from the Istiqlal party, faced with crushing
economic costs quickly sought to defuse tensions by
proposing meetings with the unions, a suggestion
which was rejected out of hand. Minister Ghelleb
has come under intense criticism from the press and
has received little public support from his party.
Prime Minister Fassi met with representatives of the
trade unions on the evening of April 13 and offered
to withdraw the draft law to allow for further
review. By April 14 gasoline deliveries resumed
thanks to security forces escorting the tankers to
the service stations. On the same day, the police
moved to restore order by unblocking Casablanca's
main inter-city bus station and principal avenues by
towing cars and arresting strikers. Preliminary
reports from union and business contacts indicate
that the strike was suspended on April 15.

9. (SBU) Mohammed Ansar, an Istiqlal party
representative in the upper house of parliament,
complained publicly that he did not understand the
union's decision to strike given that the new

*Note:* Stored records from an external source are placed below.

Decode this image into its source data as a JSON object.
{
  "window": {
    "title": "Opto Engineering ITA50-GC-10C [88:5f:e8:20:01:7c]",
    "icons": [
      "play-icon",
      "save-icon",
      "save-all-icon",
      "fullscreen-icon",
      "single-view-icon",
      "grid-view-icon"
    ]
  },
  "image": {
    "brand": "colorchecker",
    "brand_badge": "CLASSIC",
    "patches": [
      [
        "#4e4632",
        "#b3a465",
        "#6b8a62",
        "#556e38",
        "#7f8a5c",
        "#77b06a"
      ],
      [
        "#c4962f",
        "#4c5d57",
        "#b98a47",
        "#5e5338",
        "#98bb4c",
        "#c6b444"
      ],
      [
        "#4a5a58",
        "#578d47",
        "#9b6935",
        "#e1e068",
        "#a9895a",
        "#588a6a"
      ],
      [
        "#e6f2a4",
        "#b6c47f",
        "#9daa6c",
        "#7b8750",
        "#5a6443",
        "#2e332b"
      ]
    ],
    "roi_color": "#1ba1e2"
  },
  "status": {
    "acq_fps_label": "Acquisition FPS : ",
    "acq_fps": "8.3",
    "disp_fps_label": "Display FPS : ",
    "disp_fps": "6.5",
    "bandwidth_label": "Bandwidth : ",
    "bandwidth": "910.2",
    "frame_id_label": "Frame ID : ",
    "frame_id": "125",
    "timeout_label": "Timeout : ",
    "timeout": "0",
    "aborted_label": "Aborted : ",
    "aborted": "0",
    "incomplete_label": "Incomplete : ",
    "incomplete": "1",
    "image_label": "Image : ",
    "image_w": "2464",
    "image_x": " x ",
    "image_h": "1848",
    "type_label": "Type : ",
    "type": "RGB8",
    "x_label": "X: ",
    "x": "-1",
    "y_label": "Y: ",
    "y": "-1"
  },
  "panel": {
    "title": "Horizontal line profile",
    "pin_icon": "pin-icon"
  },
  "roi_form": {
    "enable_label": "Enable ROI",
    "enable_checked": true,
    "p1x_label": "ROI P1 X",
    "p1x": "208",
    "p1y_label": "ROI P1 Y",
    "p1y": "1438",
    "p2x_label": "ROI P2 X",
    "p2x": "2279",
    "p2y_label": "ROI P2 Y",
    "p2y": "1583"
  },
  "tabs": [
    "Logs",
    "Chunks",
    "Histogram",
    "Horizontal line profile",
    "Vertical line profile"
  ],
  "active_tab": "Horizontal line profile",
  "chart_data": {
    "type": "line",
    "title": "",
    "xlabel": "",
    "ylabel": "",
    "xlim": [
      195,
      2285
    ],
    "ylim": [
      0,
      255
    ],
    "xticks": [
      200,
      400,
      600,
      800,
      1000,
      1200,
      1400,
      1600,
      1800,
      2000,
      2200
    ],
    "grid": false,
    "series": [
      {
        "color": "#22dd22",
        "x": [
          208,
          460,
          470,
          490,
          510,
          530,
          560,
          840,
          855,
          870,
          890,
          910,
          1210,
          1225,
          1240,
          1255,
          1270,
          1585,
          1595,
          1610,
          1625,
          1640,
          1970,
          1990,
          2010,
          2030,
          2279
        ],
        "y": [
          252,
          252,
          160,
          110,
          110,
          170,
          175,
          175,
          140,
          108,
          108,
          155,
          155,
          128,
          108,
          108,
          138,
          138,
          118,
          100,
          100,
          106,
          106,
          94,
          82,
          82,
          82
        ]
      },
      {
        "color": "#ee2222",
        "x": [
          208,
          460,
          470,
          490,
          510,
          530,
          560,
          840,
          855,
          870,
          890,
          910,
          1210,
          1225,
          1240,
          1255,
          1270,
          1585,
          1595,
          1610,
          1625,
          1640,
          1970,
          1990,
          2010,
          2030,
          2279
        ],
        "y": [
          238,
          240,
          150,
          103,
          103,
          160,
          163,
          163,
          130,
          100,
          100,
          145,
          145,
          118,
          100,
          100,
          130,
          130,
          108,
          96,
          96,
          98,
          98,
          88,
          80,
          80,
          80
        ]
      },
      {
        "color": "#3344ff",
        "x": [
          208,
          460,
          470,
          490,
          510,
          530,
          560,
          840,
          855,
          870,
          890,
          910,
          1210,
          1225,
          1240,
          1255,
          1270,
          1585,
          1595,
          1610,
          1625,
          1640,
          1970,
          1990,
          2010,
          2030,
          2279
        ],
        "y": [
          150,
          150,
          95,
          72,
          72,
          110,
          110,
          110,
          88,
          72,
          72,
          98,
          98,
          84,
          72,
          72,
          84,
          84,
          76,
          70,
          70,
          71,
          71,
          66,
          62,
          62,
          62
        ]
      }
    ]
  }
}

traffic code has been under discussion for the past
two years and has undergone more than 267 amendments
and concessions. Mustapha Bakkoury, the General
Director of the Deposit and Management Fund (Caisse
de Depot et de Gestion) a quasi-public investment
firm, told the Consul General that the government
had brought on board all of the large unions before
moving forward with the traffic reforms. According
to Bakkoury, it was the small unions, who were not
included in the government negotiations, which
provoked the strike. As the strike gained momentum
among drivers, the large confederations felt obliged
to add their support lest they lose popularity in
the run up to next month's union delegate elections.
This May, for the first time in six years, laborers
will vote for their union delegates. The outcome
will determine the proportional representation of
the five largest unions which represent the workers
in collective bargaining talks with the government
and the business community.

10. (SBU) COMMENT: Moroccan labor unions have been
criticized by the Moroccan press for being weak,
undemocratic and self-serving. They are undoubtedly
no longer the major social force they were in the
1980s and labor strikes in recent years have been
fractured, short-lived, and ineffective. It is
unfortunate that this strike, which has rattled the
government, has targeted much-needed road reforms.
It appears that the large trade federations rushed
to appease their members for the short-term
political expediency of the upcoming elections
rather than uphold their commitments to the